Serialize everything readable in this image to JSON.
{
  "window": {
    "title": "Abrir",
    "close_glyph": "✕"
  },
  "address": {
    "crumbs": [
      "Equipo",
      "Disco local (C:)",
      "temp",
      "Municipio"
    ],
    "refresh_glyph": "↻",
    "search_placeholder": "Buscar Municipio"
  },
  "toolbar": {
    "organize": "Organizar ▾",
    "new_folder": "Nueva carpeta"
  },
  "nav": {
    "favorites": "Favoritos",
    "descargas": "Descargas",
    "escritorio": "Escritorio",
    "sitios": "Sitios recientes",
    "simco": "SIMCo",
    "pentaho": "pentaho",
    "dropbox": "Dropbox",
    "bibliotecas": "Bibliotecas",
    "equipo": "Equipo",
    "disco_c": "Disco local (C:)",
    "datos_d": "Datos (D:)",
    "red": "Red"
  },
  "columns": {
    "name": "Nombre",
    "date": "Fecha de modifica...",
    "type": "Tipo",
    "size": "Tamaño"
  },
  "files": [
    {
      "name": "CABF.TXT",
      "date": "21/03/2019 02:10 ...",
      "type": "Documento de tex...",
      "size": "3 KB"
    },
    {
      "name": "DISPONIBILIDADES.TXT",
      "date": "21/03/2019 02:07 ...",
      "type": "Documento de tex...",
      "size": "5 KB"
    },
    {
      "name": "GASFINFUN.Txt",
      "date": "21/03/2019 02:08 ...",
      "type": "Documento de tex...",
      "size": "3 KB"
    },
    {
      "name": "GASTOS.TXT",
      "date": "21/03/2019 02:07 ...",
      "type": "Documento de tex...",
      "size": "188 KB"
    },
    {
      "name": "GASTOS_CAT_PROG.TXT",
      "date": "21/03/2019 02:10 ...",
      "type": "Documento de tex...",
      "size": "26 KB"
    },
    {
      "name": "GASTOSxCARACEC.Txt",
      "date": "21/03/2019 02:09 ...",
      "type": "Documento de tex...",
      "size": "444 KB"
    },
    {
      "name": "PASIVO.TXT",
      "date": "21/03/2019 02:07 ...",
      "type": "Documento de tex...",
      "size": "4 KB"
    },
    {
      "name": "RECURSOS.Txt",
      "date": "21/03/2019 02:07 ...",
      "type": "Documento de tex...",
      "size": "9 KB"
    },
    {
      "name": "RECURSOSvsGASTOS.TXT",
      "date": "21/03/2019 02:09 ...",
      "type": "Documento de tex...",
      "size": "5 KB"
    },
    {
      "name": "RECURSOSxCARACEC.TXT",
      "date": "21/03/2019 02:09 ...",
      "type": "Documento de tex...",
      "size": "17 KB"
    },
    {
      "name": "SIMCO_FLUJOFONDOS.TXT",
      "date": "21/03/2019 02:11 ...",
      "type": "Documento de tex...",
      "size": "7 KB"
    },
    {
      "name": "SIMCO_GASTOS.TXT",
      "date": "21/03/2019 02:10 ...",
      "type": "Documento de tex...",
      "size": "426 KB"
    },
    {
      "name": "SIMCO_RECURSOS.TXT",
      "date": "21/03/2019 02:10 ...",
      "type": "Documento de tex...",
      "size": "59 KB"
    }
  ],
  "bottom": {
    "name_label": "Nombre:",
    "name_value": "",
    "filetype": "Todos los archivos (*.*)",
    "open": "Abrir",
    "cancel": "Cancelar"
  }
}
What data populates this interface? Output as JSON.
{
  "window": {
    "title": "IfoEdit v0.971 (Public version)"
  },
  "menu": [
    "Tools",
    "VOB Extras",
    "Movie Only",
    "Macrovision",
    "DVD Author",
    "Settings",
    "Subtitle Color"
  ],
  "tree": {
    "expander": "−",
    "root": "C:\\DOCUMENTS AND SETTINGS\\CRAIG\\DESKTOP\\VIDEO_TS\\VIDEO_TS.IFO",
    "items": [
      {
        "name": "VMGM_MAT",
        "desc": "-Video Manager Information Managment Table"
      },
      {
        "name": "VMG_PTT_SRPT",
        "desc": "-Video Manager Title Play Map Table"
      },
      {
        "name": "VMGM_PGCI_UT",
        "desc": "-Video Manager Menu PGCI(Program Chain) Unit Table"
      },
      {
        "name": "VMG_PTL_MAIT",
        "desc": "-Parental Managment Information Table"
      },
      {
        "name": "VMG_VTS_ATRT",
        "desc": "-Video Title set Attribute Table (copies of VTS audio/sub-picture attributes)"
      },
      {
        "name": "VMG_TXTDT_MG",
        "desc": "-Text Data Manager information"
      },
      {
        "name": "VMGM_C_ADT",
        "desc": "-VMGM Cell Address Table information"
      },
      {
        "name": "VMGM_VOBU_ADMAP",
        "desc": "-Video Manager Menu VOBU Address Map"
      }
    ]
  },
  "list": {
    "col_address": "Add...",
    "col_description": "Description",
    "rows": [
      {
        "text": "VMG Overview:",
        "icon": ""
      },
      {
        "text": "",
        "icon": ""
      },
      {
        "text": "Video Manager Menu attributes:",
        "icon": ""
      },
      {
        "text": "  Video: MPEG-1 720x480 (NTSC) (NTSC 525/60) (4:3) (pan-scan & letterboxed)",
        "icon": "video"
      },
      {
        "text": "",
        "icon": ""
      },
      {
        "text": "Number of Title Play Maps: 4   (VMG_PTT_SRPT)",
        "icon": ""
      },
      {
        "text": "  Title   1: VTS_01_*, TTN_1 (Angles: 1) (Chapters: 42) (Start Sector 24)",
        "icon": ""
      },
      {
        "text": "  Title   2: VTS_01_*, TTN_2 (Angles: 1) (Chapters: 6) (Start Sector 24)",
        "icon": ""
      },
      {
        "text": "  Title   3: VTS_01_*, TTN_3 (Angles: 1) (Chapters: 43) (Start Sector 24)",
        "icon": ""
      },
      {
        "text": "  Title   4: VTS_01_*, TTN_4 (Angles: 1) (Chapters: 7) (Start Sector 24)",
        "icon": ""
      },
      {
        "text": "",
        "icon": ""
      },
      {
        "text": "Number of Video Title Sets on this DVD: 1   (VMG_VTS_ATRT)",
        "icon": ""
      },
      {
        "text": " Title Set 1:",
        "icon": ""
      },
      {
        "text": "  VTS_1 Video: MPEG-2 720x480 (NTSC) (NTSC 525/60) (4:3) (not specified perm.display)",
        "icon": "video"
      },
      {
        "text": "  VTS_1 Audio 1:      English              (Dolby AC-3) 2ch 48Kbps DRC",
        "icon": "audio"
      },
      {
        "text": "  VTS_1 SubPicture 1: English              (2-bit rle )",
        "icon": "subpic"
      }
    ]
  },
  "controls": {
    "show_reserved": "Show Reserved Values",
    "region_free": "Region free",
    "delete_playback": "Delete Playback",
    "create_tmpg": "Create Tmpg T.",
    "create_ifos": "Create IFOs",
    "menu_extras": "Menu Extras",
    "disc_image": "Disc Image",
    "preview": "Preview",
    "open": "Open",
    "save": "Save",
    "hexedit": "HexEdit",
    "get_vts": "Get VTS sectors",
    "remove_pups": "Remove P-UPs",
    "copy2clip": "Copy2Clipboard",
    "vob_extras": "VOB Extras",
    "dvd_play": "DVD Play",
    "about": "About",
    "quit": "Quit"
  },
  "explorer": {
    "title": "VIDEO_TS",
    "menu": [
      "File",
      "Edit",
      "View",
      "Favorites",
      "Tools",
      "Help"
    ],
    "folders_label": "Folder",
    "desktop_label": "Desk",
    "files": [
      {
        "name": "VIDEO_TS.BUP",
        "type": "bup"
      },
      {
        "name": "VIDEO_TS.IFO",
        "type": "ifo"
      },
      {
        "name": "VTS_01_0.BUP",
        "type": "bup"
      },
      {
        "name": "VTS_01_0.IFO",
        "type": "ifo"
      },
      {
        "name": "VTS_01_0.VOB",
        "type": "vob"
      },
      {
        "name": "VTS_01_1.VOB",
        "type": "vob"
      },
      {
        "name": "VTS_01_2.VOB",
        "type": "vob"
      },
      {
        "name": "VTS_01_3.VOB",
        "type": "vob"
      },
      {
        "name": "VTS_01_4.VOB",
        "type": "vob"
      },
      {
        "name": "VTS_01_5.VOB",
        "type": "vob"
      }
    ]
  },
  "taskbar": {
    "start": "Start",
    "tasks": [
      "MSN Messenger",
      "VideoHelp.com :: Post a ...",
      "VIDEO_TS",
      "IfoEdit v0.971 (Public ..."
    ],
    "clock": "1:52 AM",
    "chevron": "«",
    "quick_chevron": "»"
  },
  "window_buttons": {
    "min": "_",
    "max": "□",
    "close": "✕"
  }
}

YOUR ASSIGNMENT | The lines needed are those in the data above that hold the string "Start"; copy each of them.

EXERCISE RESULT |
        "text": "  Title   1: VTS_01_*, TTN_1 (Angles: 1) (Chapters: 42) (Start Sector 24)",
        "text": "  Title   2: VTS_01_*, TTN_2 (Angles: 1) (Chapters: 6) (Start Sector 24)",
        "text": "  Title   3: VTS_01_*, TTN_3 (Angles: 1) (Chapters: 43) (Start Sector 24)",
        "text": "  Title   4: VTS_01_*, TTN_4 (Angles: 1) (Chapters: 7) (Start Sector 24)",
    "start": "Start",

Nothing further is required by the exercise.